Copy each line of the records that includes "icon".

Data records section start

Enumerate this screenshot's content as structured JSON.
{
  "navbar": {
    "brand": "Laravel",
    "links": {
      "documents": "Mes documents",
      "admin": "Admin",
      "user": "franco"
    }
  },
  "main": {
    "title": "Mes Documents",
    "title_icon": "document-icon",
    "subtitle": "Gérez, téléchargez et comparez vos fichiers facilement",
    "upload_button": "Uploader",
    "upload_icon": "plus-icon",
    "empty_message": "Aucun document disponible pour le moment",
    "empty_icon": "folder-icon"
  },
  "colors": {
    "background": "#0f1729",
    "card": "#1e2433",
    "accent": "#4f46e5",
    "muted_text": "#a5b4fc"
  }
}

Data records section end

:: Answer box ::
    "title_icon": "document-icon",
    "upload_icon": "plus-icon",
    "empty_icon": "folder-icon"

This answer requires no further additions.